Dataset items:

□ □ □ □

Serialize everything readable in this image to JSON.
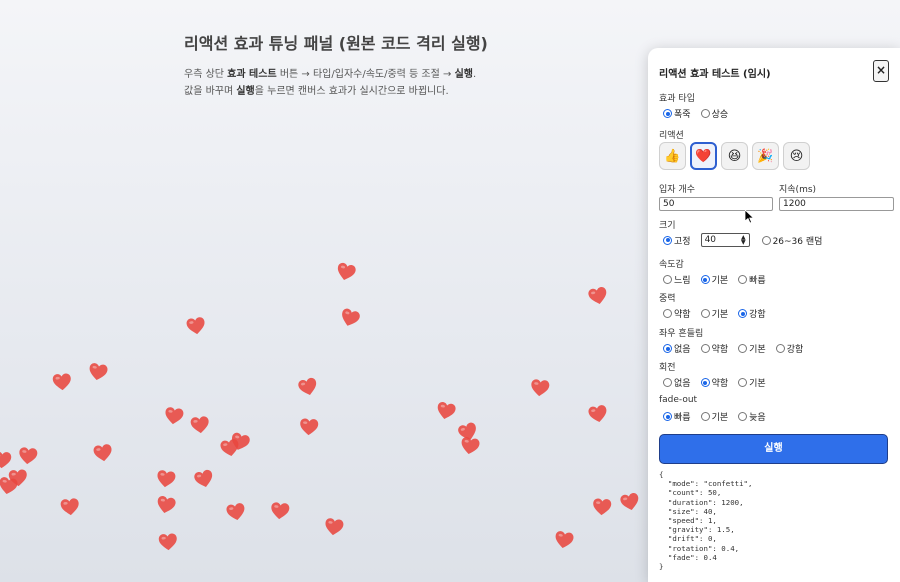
{
  "intro": {
    "title": "리액션 효과 튜닝 패널 (원본 코드 격리 실행)",
    "line1_a": "우측 상단 ",
    "line1_b": "효과 테스트",
    "line1_c": " 버튼 → 타입/입자수/속도/중력 등 조절 → ",
    "line1_d": "실행",
    "line1_e": ".",
    "line2_a": "값을 바꾸며 ",
    "line2_b": "실행",
    "line2_c": "을 누르면 캔버스 효과가 실시간으로 바뀝니다."
  },
  "panel": {
    "title": "리액션 효과 테스트 (임시)",
    "close_label": "×",
    "effect_type": {
      "label": "효과 타입",
      "opt1": "폭죽",
      "opt2": "상승"
    },
    "reaction": {
      "label": "리액션",
      "emojis": [
        "👍",
        "❤️",
        "😆",
        "🎉",
        "😢"
      ]
    },
    "count": {
      "label": "입자 개수",
      "value": "50"
    },
    "duration": {
      "label": "지속(ms)",
      "value": "1200"
    },
    "size": {
      "label": "크기",
      "fixed_label": "고정",
      "fixed_value": "40",
      "random_label": "26~36 랜덤"
    },
    "speed": {
      "label": "속도감",
      "opt1": "느림",
      "opt2": "기본",
      "opt3": "빠름"
    },
    "gravity": {
      "label": "중력",
      "opt1": "약함",
      "opt2": "기본",
      "opt3": "강함"
    },
    "drift": {
      "label": "좌우 흔들림",
      "opt1": "없음",
      "opt2": "약함",
      "opt3": "기본",
      "opt4": "강함"
    },
    "rotation": {
      "label": "회전",
      "opt1": "없음",
      "opt2": "약함",
      "opt3": "기본"
    },
    "fade": {
      "label": "fade-out",
      "opt1": "빠름",
      "opt2": "기본",
      "opt3": "늦음"
    },
    "run_label": "실행",
    "json_output": "{\n  \"mode\": \"confetti\",\n  \"count\": 50,\n  \"duration\": 1200,\n  \"size\": 40,\n  \"speed\": 1,\n  \"gravity\": 1.5,\n  \"drift\": 0,\n  \"rotation\": 0.4,\n  \"fade\": 0.4\n}"
  },
  "colors": {
    "accent": "#2f6fea",
    "heart": "#e8473f"
  },
  "icons": {
    "heart_particle": "heart-icon",
    "close": "close-icon",
    "cursor": "mouse-pointer-icon"
  }
}
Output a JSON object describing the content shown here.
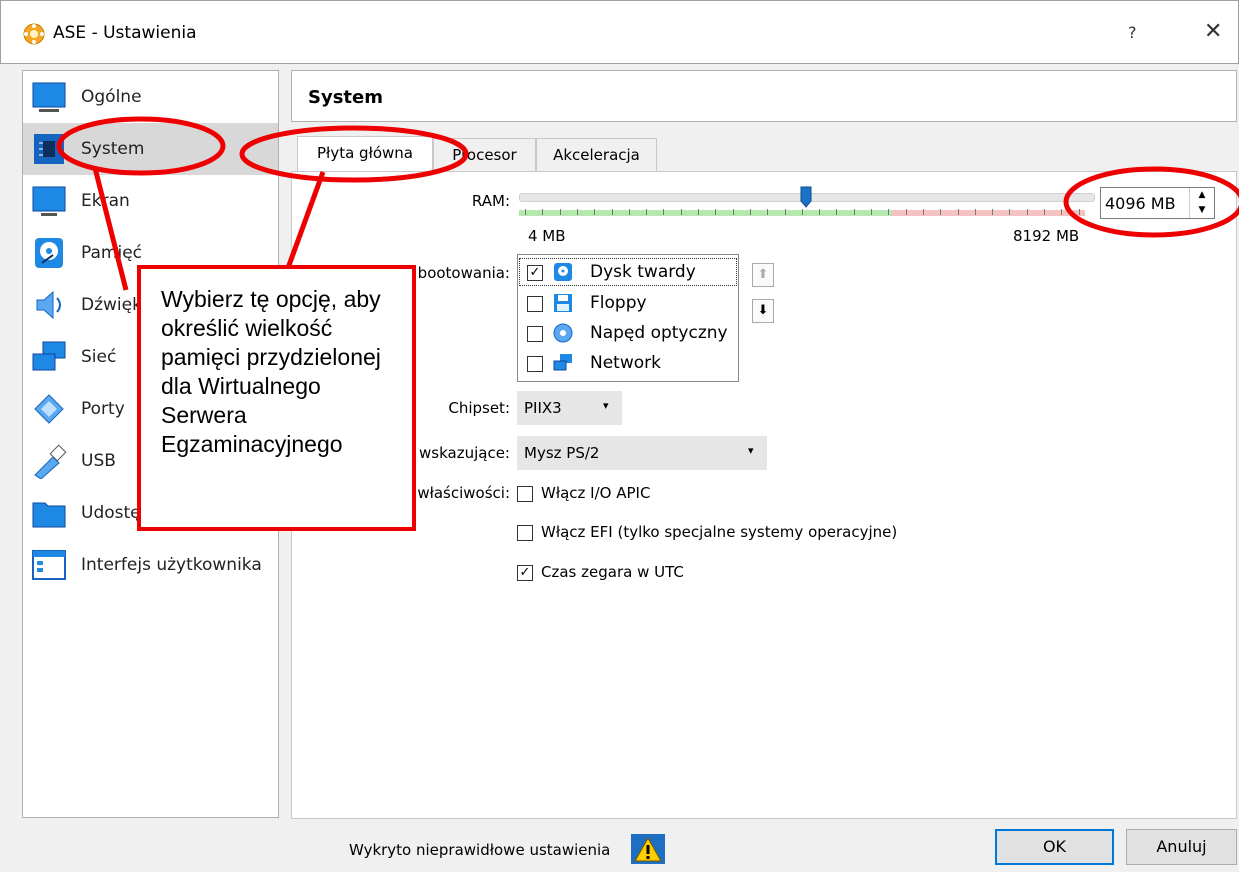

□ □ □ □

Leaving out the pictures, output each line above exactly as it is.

▶ Exercise solution:
Serialize everything readable in this image to JSON.
{
  "intro": {
    "title": "리액션 효과 튜닝 패널 (원본 코드 격리 실행)",
    "line1_a": "우측 상단 ",
    "line1_b": "효과 테스트",
    "line1_c": " 버튼 → 타입/입자수/속도/중력 등 조절 → ",
    "line1_d": "실행",
    "line1_e": ".",
    "line2_a": "값을 바꾸며 ",
    "line2_b": "실행",
    "line2_c": "을 누르면 캔버스 효과가 실시간으로 바뀝니다."
  },
  "panel": {
    "title": "리액션 효과 테스트 (임시)",
    "close_label": "×",
    "effect_type": {
      "label": "효과 타입",
      "opt1": "폭죽",
      "opt2": "상승"
    },
    "reaction": {
      "label": "리액션",
      "emojis": [
        "👍",
        "❤️",
        "😆",
        "🎉",
        "😢"
      ]
    },
    "count": {
      "label": "입자 개수",
      "value": "50"
    },
    "duration": {
      "label": "지속(ms)",
      "value": "1200"
    },
    "size": {
      "label": "크기",
      "fixed_label": "고정",
      "fixed_value": "40",
      "random_label": "26~36 랜덤"
    },
    "speed": {
      "label": "속도감",
      "opt1": "느림",
      "opt2": "기본",
      "opt3": "빠름"
    },
    "gravity": {
      "label": "중력",
      "opt1": "약함",
      "opt2": "기본",
      "opt3": "강함"
    },
    "drift": {
      "label": "좌우 흔들림",
      "opt1": "없음",
      "opt2": "약함",
      "opt3": "기본",
      "opt4": "강함"
    },
    "rotation": {
      "label": "회전",
      "opt1": "없음",
      "opt2": "약함",
      "opt3": "기본"
    },
    "fade": {
      "label": "fade-out",
      "opt1": "빠름",
      "opt2": "기본",
      "opt3": "늦음"
    },
    "run_label": "실행",
    "json_output": "{\n  \"mode\": \"confetti\",\n  \"count\": 50,\n  \"duration\": 1200,\n  \"size\": 40,\n  \"speed\": 1,\n  \"gravity\": 1.5,\n  \"drift\": 0,\n  \"rotation\": 0.4,\n  \"fade\": 0.4\n}"
  },
  "colors": {
    "accent": "#2f6fea",
    "heart": "#e8473f"
  },
  "icons": {
    "heart_particle": "heart-icon",
    "close": "close-icon",
    "cursor": "mouse-pointer-icon"
  }
}
Output a JSON object describing the content shown here.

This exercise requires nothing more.